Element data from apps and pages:

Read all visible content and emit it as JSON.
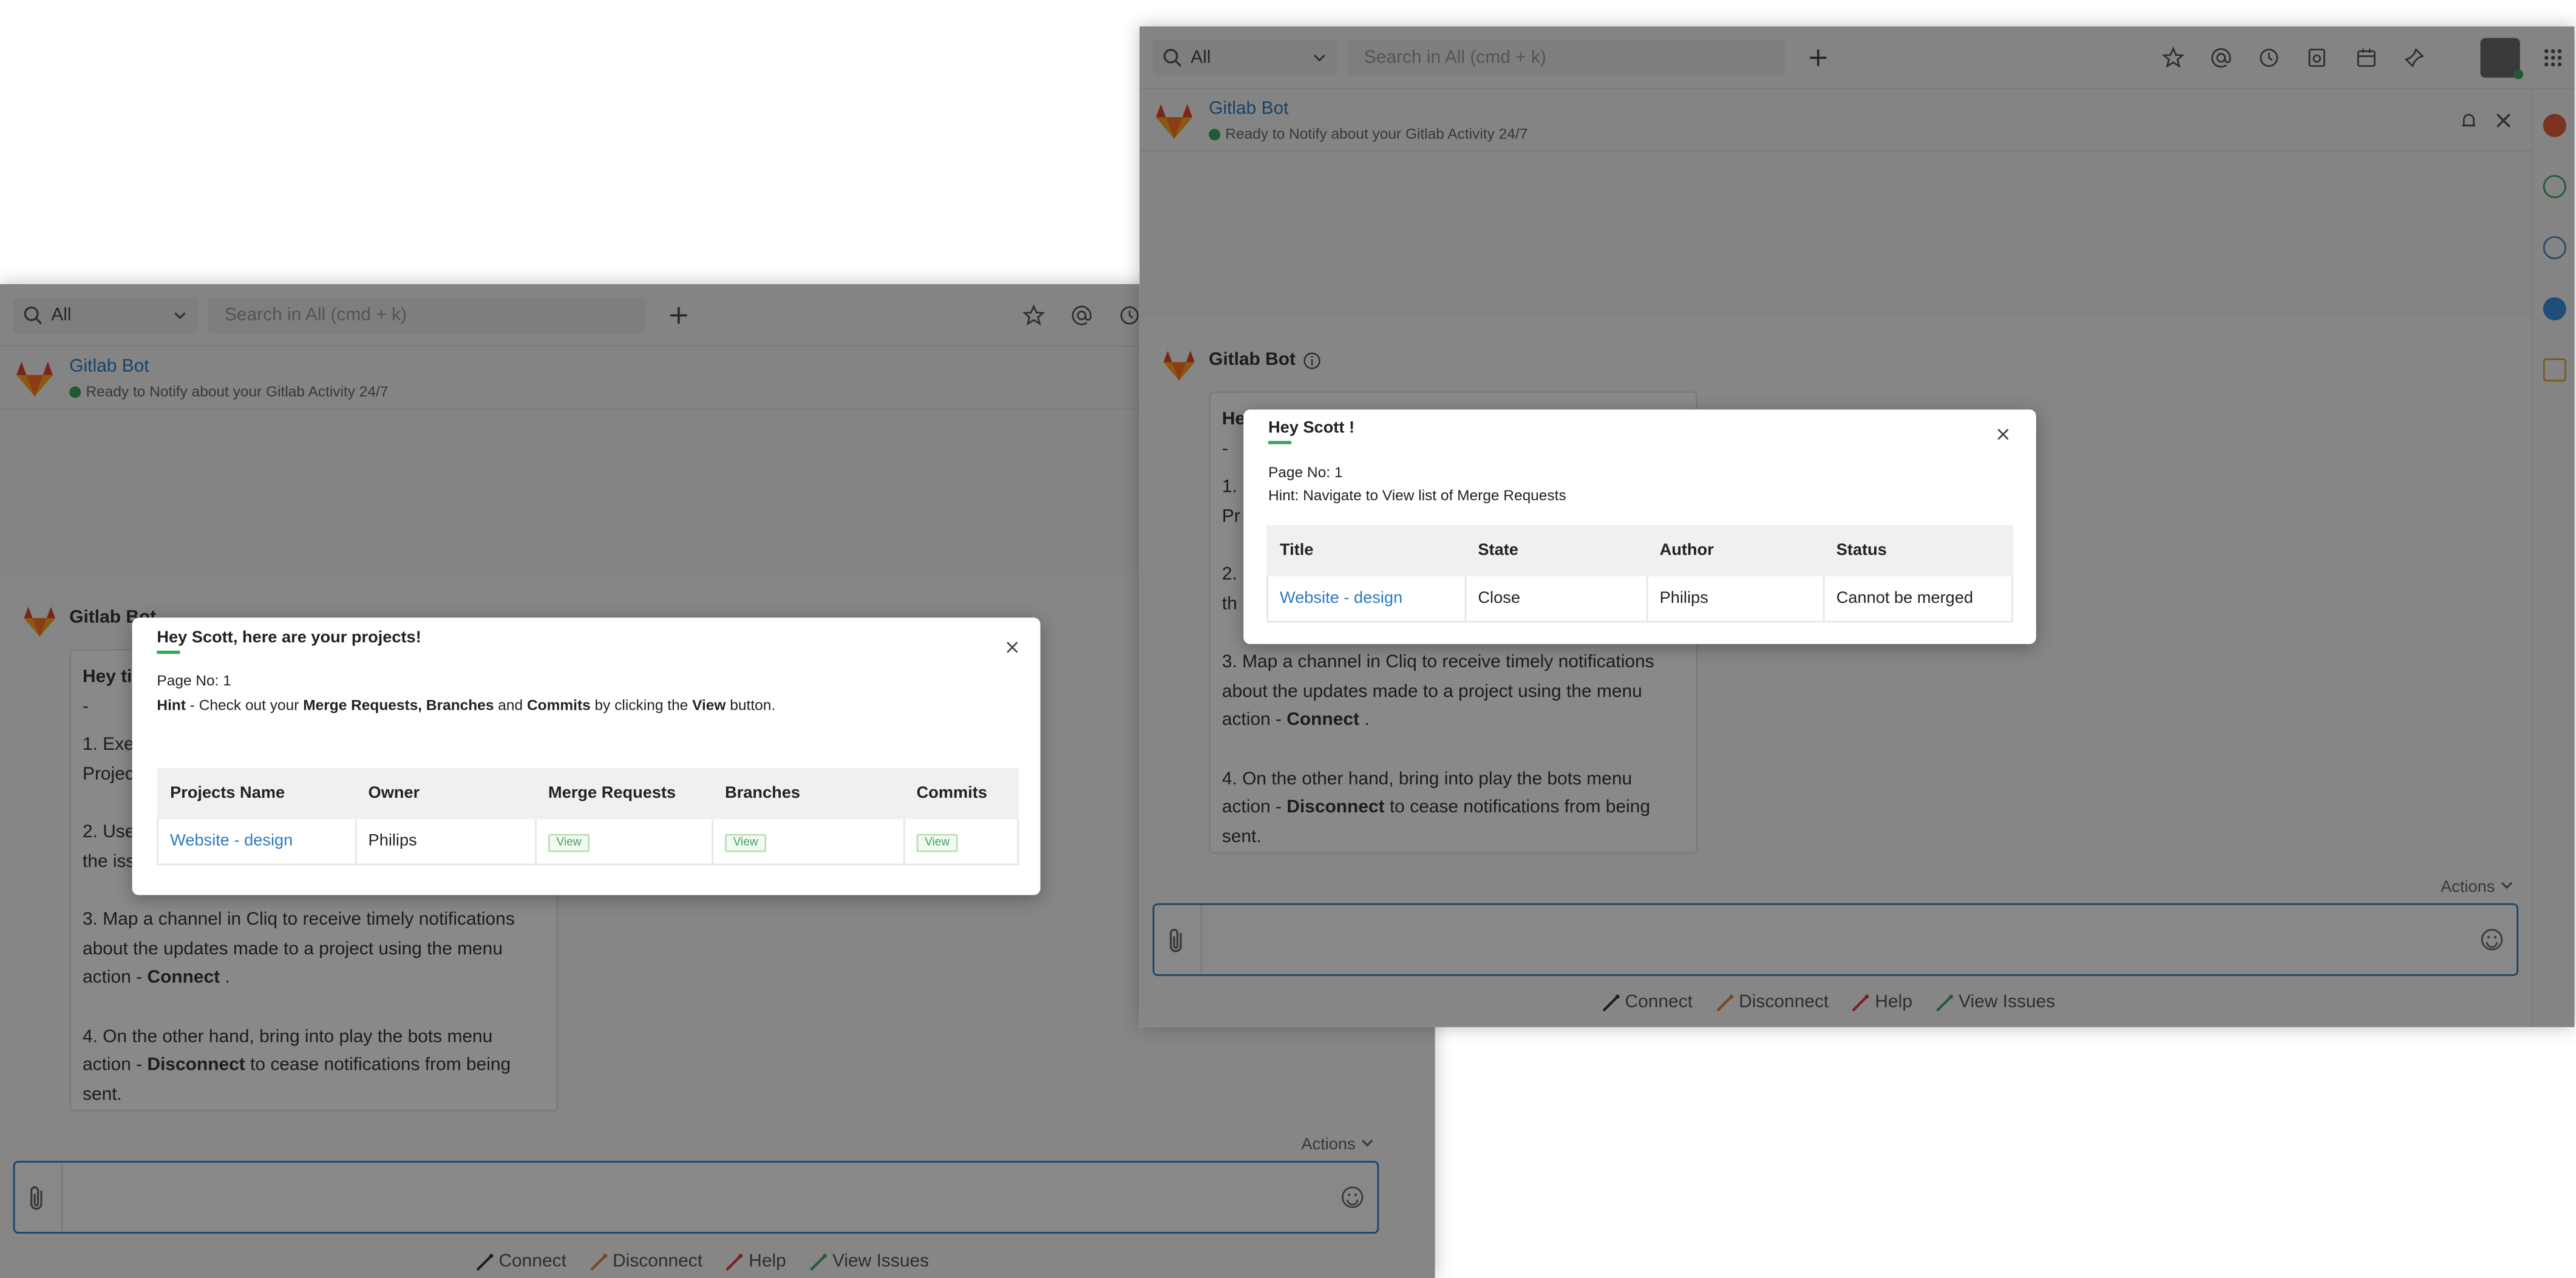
{
  "left_window": {
    "scope_label": "All",
    "search_placeholder": "Search in All (cmd + k)",
    "bot_name": "Gitlab Bot",
    "bot_status": "Ready to Notify about your Gitlab Activity 24/7",
    "msg_sender": "Gitlab Bot",
    "card": {
      "p3": "3. Map a channel in Cliq to receive timely notifications about the updates made to a project using the menu action - ",
      "p3_bold": "Connect",
      "p3_end": " .",
      "p4": "4. On the other hand, bring into play the bots menu action - ",
      "p4_bold": "Disconnect",
      "p4_end": " to cease notifications from being sent.",
      "frag1": "Hey ti",
      "frag2": "-",
      "frag3": "1. Exe",
      "frag4": "Projec",
      "frag5": "2. Use",
      "frag6": "the iss"
    },
    "actions_label": "Actions",
    "quick_actions": [
      "Connect",
      "Disconnect",
      "Help",
      "View Issues"
    ],
    "modal": {
      "title": "Hey Scott, here are your projects!",
      "page_no": "Page No: 1",
      "hint_prefix": "Hint",
      "hint_mid": " - Check out your ",
      "hint_b1": "Merge Requests, Branches",
      "hint_and": " and ",
      "hint_b2": "Commits",
      "hint_by": " by clicking the ",
      "hint_b3": "View",
      "hint_end": " button.",
      "headers": [
        "Projects Name",
        "Owner",
        "Merge Requests",
        "Branches",
        "Commits"
      ],
      "row": {
        "project": "Website - design",
        "owner": "Philips",
        "mr": "View",
        "br": "View",
        "cm": "View"
      }
    }
  },
  "right_window": {
    "scope_label": "All",
    "search_placeholder": "Search in All (cmd + k)",
    "bot_name": "Gitlab Bot",
    "bot_status": "Ready to Notify about your Gitlab Activity 24/7",
    "msg_sender": "Gitlab Bot",
    "card": {
      "p3": "3. Map a channel in Cliq to receive timely notifications about the updates made to a project using the menu action - ",
      "p3_bold": "Connect",
      "p3_end": " .",
      "p4": "4. On the other hand, bring into play the bots menu action - ",
      "p4_bold": "Disconnect",
      "p4_end": " to cease notifications from being sent.",
      "frag1": "He",
      "frag2": "-",
      "frag3": "1.",
      "frag4": "Pr",
      "frag5": "2.",
      "frag6": "th"
    },
    "actions_label": "Actions",
    "quick_actions": [
      "Connect",
      "Disconnect",
      "Help",
      "View Issues"
    ],
    "modal": {
      "title": "Hey Scott !",
      "page_no": "Page No: 1",
      "hint": "Hint: Navigate to View list of Merge Requests",
      "headers": [
        "Title",
        "State",
        "Author",
        "Status"
      ],
      "row": {
        "title": "Website - design",
        "state": "Close",
        "author": "Philips",
        "status": "Cannot be merged"
      }
    }
  },
  "colors": {
    "accent": "#2b7bbf",
    "green": "#3ca55c",
    "gitlab_orange": "#e24329"
  }
}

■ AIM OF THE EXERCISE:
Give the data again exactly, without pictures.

■ RESPONSE TO THIS EXERCISE:
Read all visible content and emit it as JSON.
{
  "left_window": {
    "scope_label": "All",
    "search_placeholder": "Search in All (cmd + k)",
    "bot_name": "Gitlab Bot",
    "bot_status": "Ready to Notify about your Gitlab Activity 24/7",
    "msg_sender": "Gitlab Bot",
    "card": {
      "p3": "3. Map a channel in Cliq to receive timely notifications about the updates made to a project using the menu action - ",
      "p3_bold": "Connect",
      "p3_end": " .",
      "p4": "4. On the other hand, bring into play the bots menu action - ",
      "p4_bold": "Disconnect",
      "p4_end": " to cease notifications from being sent.",
      "frag1": "Hey ti",
      "frag2": "-",
      "frag3": "1. Exe",
      "frag4": "Projec",
      "frag5": "2. Use",
      "frag6": "the iss"
    },
    "actions_label": "Actions",
    "quick_actions": [
      "Connect",
      "Disconnect",
      "Help",
      "View Issues"
    ],
    "modal": {
      "title": "Hey Scott, here are your projects!",
      "page_no": "Page No: 1",
      "hint_prefix": "Hint",
      "hint_mid": " - Check out your ",
      "hint_b1": "Merge Requests, Branches",
      "hint_and": " and ",
      "hint_b2": "Commits",
      "hint_by": " by clicking the ",
      "hint_b3": "View",
      "hint_end": " button.",
      "headers": [
        "Projects Name",
        "Owner",
        "Merge Requests",
        "Branches",
        "Commits"
      ],
      "row": {
        "project": "Website - design",
        "owner": "Philips",
        "mr": "View",
        "br": "View",
        "cm": "View"
      }
    }
  },
  "right_window": {
    "scope_label": "All",
    "search_placeholder": "Search in All (cmd + k)",
    "bot_name": "Gitlab Bot",
    "bot_status": "Ready to Notify about your Gitlab Activity 24/7",
    "msg_sender": "Gitlab Bot",
    "card": {
      "p3": "3. Map a channel in Cliq to receive timely notifications about the updates made to a project using the menu action - ",
      "p3_bold": "Connect",
      "p3_end": " .",
      "p4": "4. On the other hand, bring into play the bots menu action - ",
      "p4_bold": "Disconnect",
      "p4_end": " to cease notifications from being sent.",
      "frag1": "He",
      "frag2": "-",
      "frag3": "1.",
      "frag4": "Pr",
      "frag5": "2.",
      "frag6": "th"
    },
    "actions_label": "Actions",
    "quick_actions": [
      "Connect",
      "Disconnect",
      "Help",
      "View Issues"
    ],
    "modal": {
      "title": "Hey Scott !",
      "page_no": "Page No: 1",
      "hint": "Hint: Navigate to View list of Merge Requests",
      "headers": [
        "Title",
        "State",
        "Author",
        "Status"
      ],
      "row": {
        "title": "Website - design",
        "state": "Close",
        "author": "Philips",
        "status": "Cannot be merged"
      }
    }
  },
  "colors": {
    "accent": "#2b7bbf",
    "green": "#3ca55c",
    "gitlab_orange": "#e24329"
  }
}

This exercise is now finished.